“Arch” is the next hero I want to tell you about. Though I only knew him in passing, I have a special love for anyone who carries the M-60, especially a gunner of this caliber. As good as I was (or thought I was, whatever), next to no one can claim to be a better gunner than Arch, and he has the credentials to back that up having placed 2nd in the entire US Army out of over 900 competitors around the world.
As I was just an assistant gunner in 1992, Arch was legendary in the battalion for his prowess with the “Pig”. The Best of the Best in every sense of the word. In a world of testosterone and big egos, we all stopped in our tracks on the topic of Arch and his Pig.
Even when I was told I tied his score on the qualification range, it meant little knowing how much more involved the Army M-60 competition was; I had just fired on the range like everyone else. There was no running and putting the gun together blindfolded. It gives me great pride to know that Poncho had the best gunner around watching his six. And I know for a fact that Poncho was proud to serve alongside him, every step of the way.
With my brother Poncho as his assistant gunner in the streets of Mogadishu, Arch was one of three men wounded during a five hour firefight covered in “Behind the Gun” in a chapter titled “Blood on the Altar“. It’s an almost unknown story, one of valor and sacrifice in what could be properly titled “The Original Black Hawk Down”. Its a story of brotherhood that America has yet to hear. Just as Poncho was wounded going to his gunner’s aid, Arch was wounded while providing covering fire for his fallen comrade Poncho, while unleashing hell on earth from “Behind the Gun”.
After Arch fell, the machine gun was conspicuously silenced, its gunner bleeding profusely; As Carr covered the intersection with his M-60, it then fell to Rossman, the squad leader, to take over the gun for Arch as Boult got Arch to safety. An act I’ve discovered in my research that Boult would repeat time and time again during the Battle of Mogadishu. The amazing sacrifice & valor of all the men in Charlie company is a major motivation for my writing this book.
The more interviews and information I collected on this amazing battle, the more in awe I was that these men actually survived. It’s a testament to each man, and they owe their survival to each other. It’s a story history should have never ignored. Who’s the all encompassing hero in this story? I can’t tell you, like good soldiers do, they all give the credit to someone else.
I will share one glimpse that I got of Arch during this battle, from Long:
“When Poncho was hit, Arch let out a battle cry unrivaled in history as he opened up on the enemy positions, tearing the building apart floor by floor. The image burned into my mind is one of fierceness & strength that I’ve never seen before, nor to this day. Awe inspiring; the type of action that inspires others to carry the fight to the enemy even more, no matter what the odds are.”
The casualties on the other side of this battle are estimated in the hundreds, with the Americans being greatly outnumbered.
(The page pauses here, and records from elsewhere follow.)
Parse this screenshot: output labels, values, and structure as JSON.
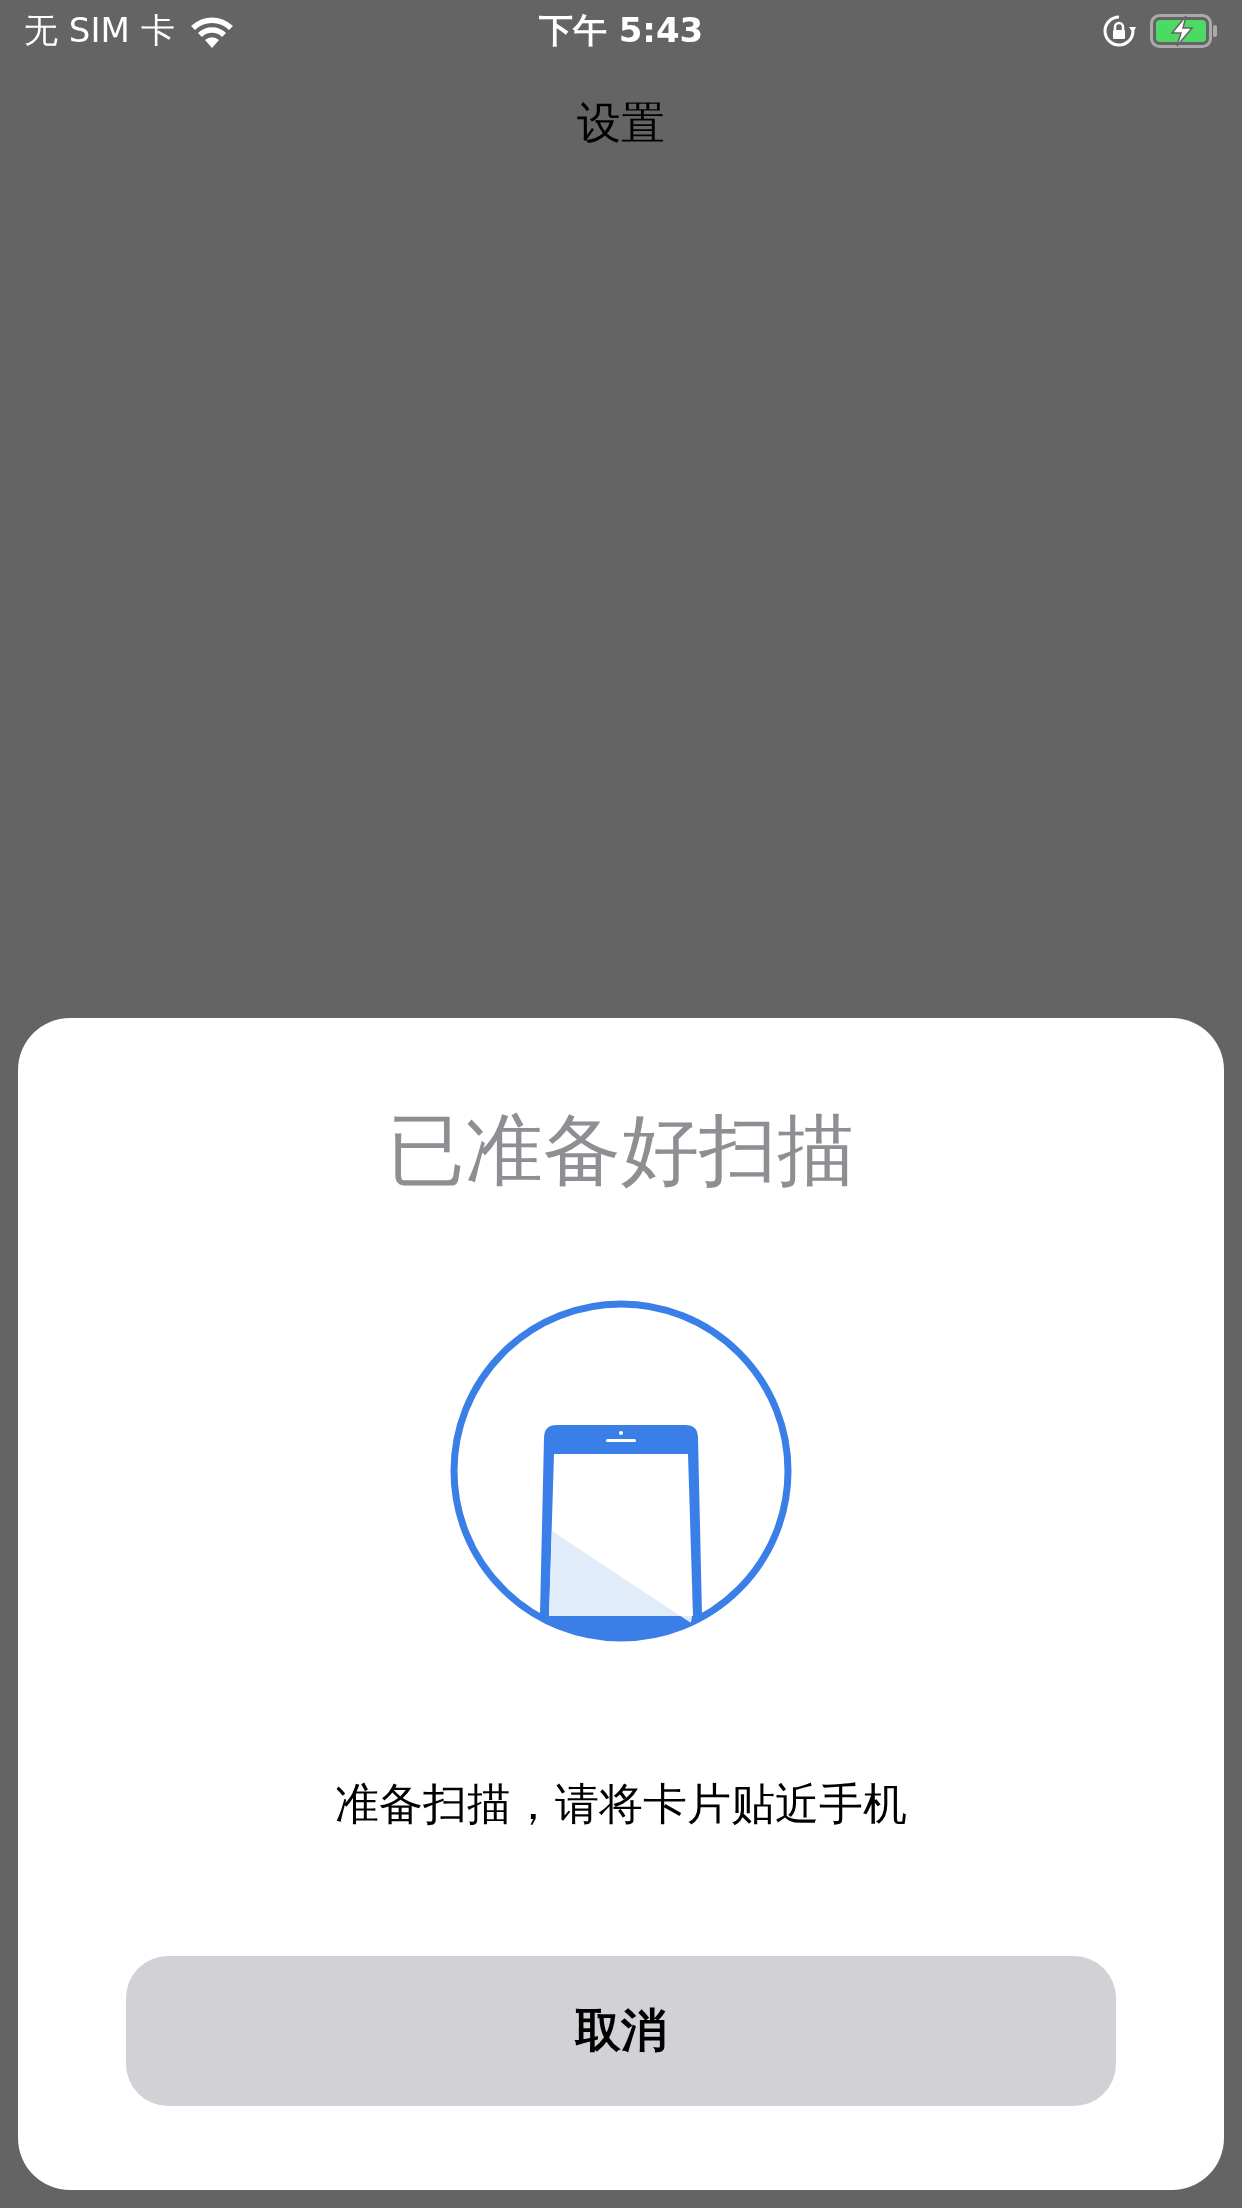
{
  "status_bar": {
    "carrier": "无 SIM 卡",
    "time": "下午 5:43",
    "charging": true
  },
  "nav": {
    "title": "设置"
  },
  "sheet": {
    "title": "已准备好扫描",
    "message": "准备扫描，请将卡片贴近手机",
    "cancel_button": "取消"
  }
}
It’s a true testament to all involved that the Americans didn’t take heavier casualties than they did.
Among his many awards and medals are the Combat Infantryman’s Badge and the Purple Heart. These days Arch is retired and living in Arizona, still married all these years later. His kids have even started having kids, so Arch beats me to one more accolade; grandpa. Kudos, brother. You earned a long, happy life. I hope you enjoy both. Your legacy will outlive us all.
“TO THE TOP!”
Copyright© Bravo Charles & Behind the Gun 2016